Web page and app entries:
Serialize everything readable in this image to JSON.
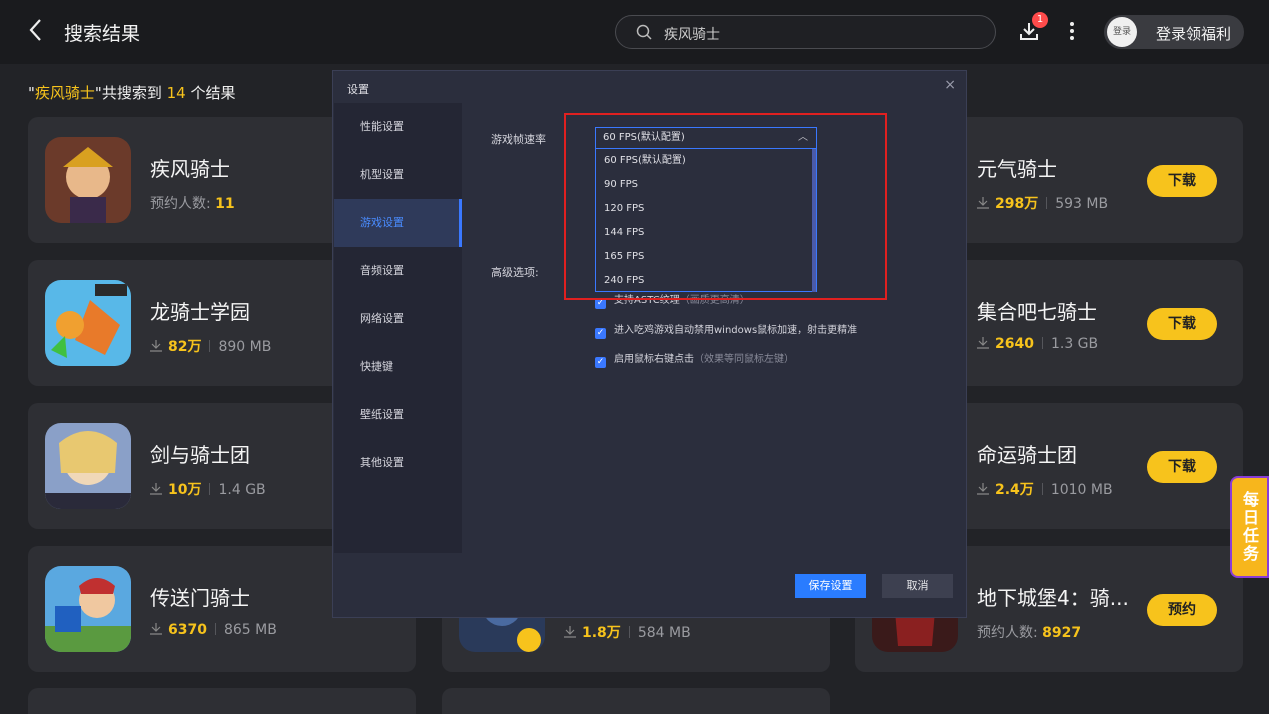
{
  "topbar": {
    "back_icon": "chevron-left-icon",
    "title": "搜索结果",
    "search_value": "疾风骑士",
    "download_badge": "1",
    "login_avatar": "登录",
    "login_label": "登录领福利"
  },
  "summary": {
    "quote_open": "\"",
    "keyword": "疾风骑士",
    "mid": "\"共搜索到 ",
    "count": "14",
    "tail": " 个结果"
  },
  "games": [
    {
      "name": "疾风骑士",
      "meta_label": "预约人数:",
      "meta_value": "11"
    },
    {
      "name": "元气骑士",
      "downloads": "298万",
      "size": "593 MB",
      "button": "下载"
    },
    {
      "name": "龙骑士学园",
      "downloads": "82万",
      "size": "890 MB"
    },
    {
      "name": "集合吧七骑士",
      "downloads": "2640",
      "size": "1.3 GB",
      "button": "下载"
    },
    {
      "name": "剑与骑士团",
      "downloads": "10万",
      "size": "1.4 GB"
    },
    {
      "name": "命运骑士团",
      "downloads": "2.4万",
      "size": "1010 MB",
      "button": "下载"
    },
    {
      "name": "传送门骑士",
      "downloads": "6370",
      "size": "865 MB"
    },
    {
      "name": "",
      "downloads": "1.8万",
      "size": "584 MB"
    },
    {
      "name": "地下城堡4：骑...",
      "meta_label": "预约人数:",
      "meta_value": "8927",
      "button": "预约"
    }
  ],
  "daily_task": "每日任务",
  "dialog": {
    "title": "设置",
    "close": "×",
    "sidebar": [
      "性能设置",
      "机型设置",
      "游戏设置",
      "音频设置",
      "网络设置",
      "快捷键",
      "壁纸设置",
      "其他设置"
    ],
    "active_index": 2,
    "fps_label": "游戏帧速率",
    "fps_value": "60 FPS(默认配置)",
    "fps_options": [
      "60 FPS(默认配置)",
      "90 FPS",
      "120 FPS",
      "144 FPS",
      "165 FPS",
      "240 FPS"
    ],
    "advanced_label": "高级选项:",
    "options": [
      {
        "label": "支持ASTC纹理",
        "note": "（画质更高清）",
        "checked": true
      },
      {
        "label": "进入吃鸡游戏自动禁用windows鼠标加速，射击更精准",
        "note": "",
        "checked": true
      },
      {
        "label": "启用鼠标右键点击",
        "note": "（效果等同鼠标左键）",
        "checked": true
      }
    ],
    "save_label": "保存设置",
    "cancel_label": "取消"
  },
  "colors": {
    "accent": "#f7c31c",
    "dialog_blue": "#3a78ff",
    "highlight_red": "#e02020"
  }
}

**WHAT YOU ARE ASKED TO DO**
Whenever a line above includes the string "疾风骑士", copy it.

**TASK OUTPUT**
    "search_value": "疾风骑士",
    "keyword": "疾风骑士",
      "name": "疾风骑士",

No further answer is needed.